Your answer must be an exact copy of the records, with no pictures included.

[Component data from apps and pages]
---
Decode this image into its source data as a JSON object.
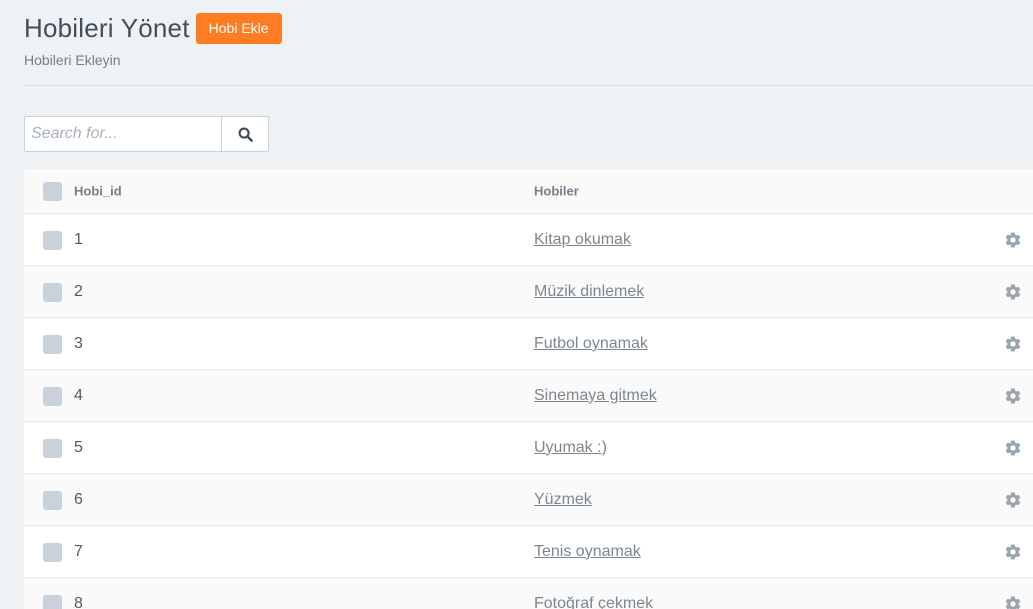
{
  "header": {
    "title": "Hobileri Yönet",
    "add_button_label": "Hobi Ekle",
    "subtitle": "Hobileri Ekleyin"
  },
  "search": {
    "placeholder": "Search for..."
  },
  "table": {
    "columns": [
      "Hobi_id",
      "Hobiler"
    ],
    "rows": [
      {
        "id": "1",
        "name": "Kitap okumak"
      },
      {
        "id": "2",
        "name": "Müzik dinlemek"
      },
      {
        "id": "3",
        "name": "Futbol oynamak"
      },
      {
        "id": "4",
        "name": "Sinemaya gitmek"
      },
      {
        "id": "5",
        "name": "Uyumak :)"
      },
      {
        "id": "6",
        "name": "Yüzmek"
      },
      {
        "id": "7",
        "name": "Tenis oynamak"
      },
      {
        "id": "8",
        "name": "Fotoğraf çekmek"
      }
    ]
  },
  "colors": {
    "accent": "#fe7d22",
    "background": "#eff2f5"
  },
  "icons": {
    "search": "search-icon",
    "row_action": "gear-icon"
  }
}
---
> [PROBLEM SOLUTION]:
Decode this image into its source data as a JSON object.
{
  "header": {
    "title": "Hobileri Yönet",
    "add_button_label": "Hobi Ekle",
    "subtitle": "Hobileri Ekleyin"
  },
  "search": {
    "placeholder": "Search for..."
  },
  "table": {
    "columns": [
      "Hobi_id",
      "Hobiler"
    ],
    "rows": [
      {
        "id": "1",
        "name": "Kitap okumak"
      },
      {
        "id": "2",
        "name": "Müzik dinlemek"
      },
      {
        "id": "3",
        "name": "Futbol oynamak"
      },
      {
        "id": "4",
        "name": "Sinemaya gitmek"
      },
      {
        "id": "5",
        "name": "Uyumak :)"
      },
      {
        "id": "6",
        "name": "Yüzmek"
      },
      {
        "id": "7",
        "name": "Tenis oynamak"
      },
      {
        "id": "8",
        "name": "Fotoğraf çekmek"
      }
    ]
  },
  "colors": {
    "accent": "#fe7d22",
    "background": "#eff2f5"
  },
  "icons": {
    "search": "search-icon",
    "row_action": "gear-icon"
  }
}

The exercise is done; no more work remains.